Information given -
• • • •
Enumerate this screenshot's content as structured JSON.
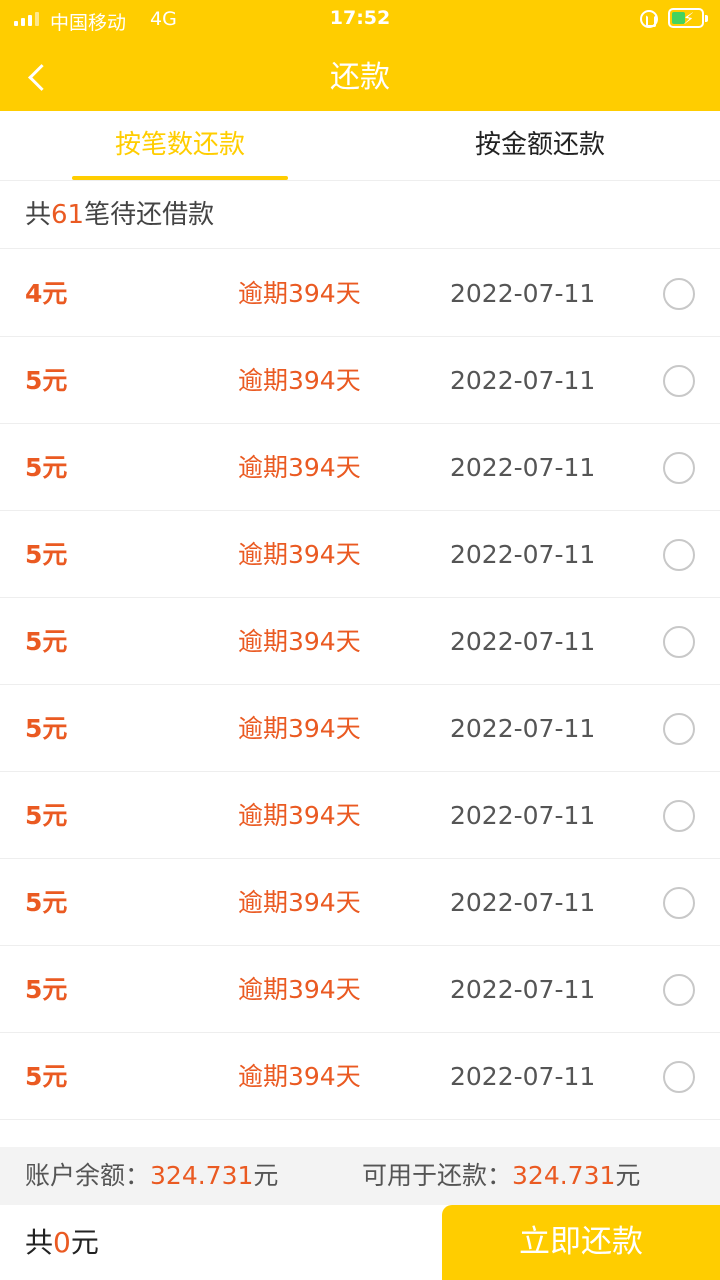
{
  "status_bar": {
    "carrier": "中国移动",
    "network": "4G",
    "time": "17:52"
  },
  "header": {
    "title": "还款"
  },
  "tabs": [
    {
      "label": "按笔数还款",
      "active": true
    },
    {
      "label": "按金额还款",
      "active": false
    }
  ],
  "summary": {
    "prefix": "共",
    "count": "61",
    "suffix": "笔待还借款"
  },
  "loans": [
    {
      "amount": "4元",
      "overdue": "逾期394天",
      "date": "2022-07-11"
    },
    {
      "amount": "5元",
      "overdue": "逾期394天",
      "date": "2022-07-11"
    },
    {
      "amount": "5元",
      "overdue": "逾期394天",
      "date": "2022-07-11"
    },
    {
      "amount": "5元",
      "overdue": "逾期394天",
      "date": "2022-07-11"
    },
    {
      "amount": "5元",
      "overdue": "逾期394天",
      "date": "2022-07-11"
    },
    {
      "amount": "5元",
      "overdue": "逾期394天",
      "date": "2022-07-11"
    },
    {
      "amount": "5元",
      "overdue": "逾期394天",
      "date": "2022-07-11"
    },
    {
      "amount": "5元",
      "overdue": "逾期394天",
      "date": "2022-07-11"
    },
    {
      "amount": "5元",
      "overdue": "逾期394天",
      "date": "2022-07-11"
    },
    {
      "amount": "5元",
      "overdue": "逾期394天",
      "date": "2022-07-11"
    }
  ],
  "balance": {
    "account_label": "账户余额：",
    "account_value": "324.731",
    "account_unit": "元",
    "available_label": "可用于还款：",
    "available_value": "324.731",
    "available_unit": "元"
  },
  "footer": {
    "total_prefix": "共",
    "total_value": "0",
    "total_unit": "元",
    "pay_label": "立即还款"
  },
  "colors": {
    "brand_yellow": "#ffcd00",
    "accent_orange": "#ea5a22"
  }
}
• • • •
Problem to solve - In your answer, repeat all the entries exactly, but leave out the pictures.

Finished task -
Enumerate this screenshot's content as structured JSON.
{
  "status_bar": {
    "carrier": "中国移动",
    "network": "4G",
    "time": "17:52"
  },
  "header": {
    "title": "还款"
  },
  "tabs": [
    {
      "label": "按笔数还款",
      "active": true
    },
    {
      "label": "按金额还款",
      "active": false
    }
  ],
  "summary": {
    "prefix": "共",
    "count": "61",
    "suffix": "笔待还借款"
  },
  "loans": [
    {
      "amount": "4元",
      "overdue": "逾期394天",
      "date": "2022-07-11"
    },
    {
      "amount": "5元",
      "overdue": "逾期394天",
      "date": "2022-07-11"
    },
    {
      "amount": "5元",
      "overdue": "逾期394天",
      "date": "2022-07-11"
    },
    {
      "amount": "5元",
      "overdue": "逾期394天",
      "date": "2022-07-11"
    },
    {
      "amount": "5元",
      "overdue": "逾期394天",
      "date": "2022-07-11"
    },
    {
      "amount": "5元",
      "overdue": "逾期394天",
      "date": "2022-07-11"
    },
    {
      "amount": "5元",
      "overdue": "逾期394天",
      "date": "2022-07-11"
    },
    {
      "amount": "5元",
      "overdue": "逾期394天",
      "date": "2022-07-11"
    },
    {
      "amount": "5元",
      "overdue": "逾期394天",
      "date": "2022-07-11"
    },
    {
      "amount": "5元",
      "overdue": "逾期394天",
      "date": "2022-07-11"
    }
  ],
  "balance": {
    "account_label": "账户余额：",
    "account_value": "324.731",
    "account_unit": "元",
    "available_label": "可用于还款：",
    "available_value": "324.731",
    "available_unit": "元"
  },
  "footer": {
    "total_prefix": "共",
    "total_value": "0",
    "total_unit": "元",
    "pay_label": "立即还款"
  },
  "colors": {
    "brand_yellow": "#ffcd00",
    "accent_orange": "#ea5a22"
  }
}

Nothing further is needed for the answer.